Humans like to think they walk a fine line between metaphysically-defined good and evil, but what they really navigate is a path between success and error. Evil is a form of error brought on by human solipsism, akin to the ancient sin of hubris, where we assume our intentions are more important than the structure of reality, originally called “the will of the gods.”
Solipsistic evil can take many forms. One is failure, where we achieve nothing by chasing illusions and ignoring real issues; another is success, where we use our human powers to banish the mathematics of nature from our interactions and in doing so, create a greater failure. This often takes the form of entropy. Consider a company that by being ruthless and dominating the market, succeeds to the point where it drives others out. Now there is no longer a goal, or a challenge, and so the company lapses into apathy and incompetence, eventually failing. This is how humans fail by succeeding, by exceeding the natural parameters of an activity and creating a model of our dominating ego in the world.

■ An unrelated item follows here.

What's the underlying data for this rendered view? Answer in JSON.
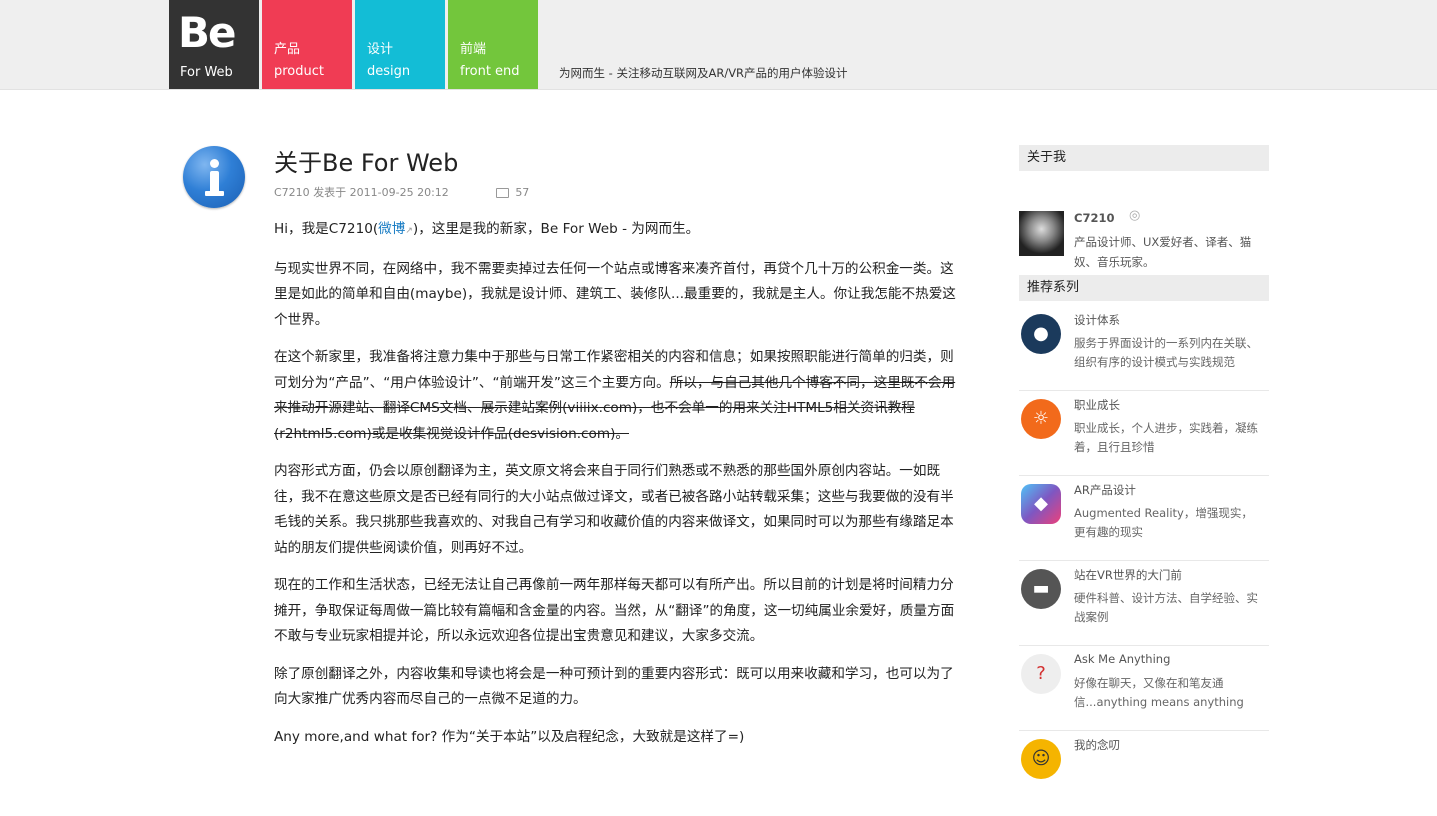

As part of our naturalistic — or some might say “feral” — side, many of our greatest thinkers have recognized our need for the beast within. This beast does not aim for morality in our sense of success and failure, but perpetual conflict. While this seems wasteful despite its popularity in nature, it does achieve one thing humans cannot: it avoids entropy by keeping every activity forever in the middle between success and failure. In the natural world, species struggle for survival every day and this keeps them fit and adaptive. In the human world, we either abandon things or dominate them to avoid all risk, in the process creating our doom.
Some call this our “Faustian spirit,” and Date Jesus explores this idea briefly:
We are traditionally Faustian, conceptually and physically spanning time and place, as if prepared long ago to explore the cosmos and enjoy the wealth of having many homes, thankfully gifted with ability to tend each of them.
We civilize and make functional the most barbaric, hostile, or ruined land, but more importantly our spirit thirsts for perpetual expanse. This is our gift and curse, for it propels us beyond all limits and sensibility and affixes our focus on targets others dismiss as unattainable or never stir within enough to ponder, happily dull and incurious. This feeling for reaching beyond the present births our technology, art, exploration, and is the ever replenishing pool of our aspirations.
While I think his basic analysis of the Faustian is good, I think he confuses a few things with his term “perpetual expanse.” It is true we always need new mountains to climb when they become available, but that makes us entirely dependent on our external world, which is a smaller struggle than that of the world within. There, we need a more important thing: perpetual improvement in quality. Like an athlete trying to beat his own best time, we are forever trying to improve ourselves and our abilities. This bleeds over into technology, but some eternal skills like self-discipline, refined intelligence, meditative awareness and mental organization are the real battlefield where we must be victorious.
This desire for qualitative improvement is what drove Western Europeans to write the great symphonies and novels, to make art that most accurately showed our world in both realistic detail and transcendental setting, and to improve our philosophy to a point of clarity. Where others wanted to improve in quantity, and produce “new” ideas, we settled for taking what was there and improving it to a point of mastery, but never completing settling all questions because to do so would be to run ourselves into entropy. That has been reversed with Ideology, which democratizes intellect by making it externally-accessible through a few simple principles that cover all situations with extremely generalized, universal notions.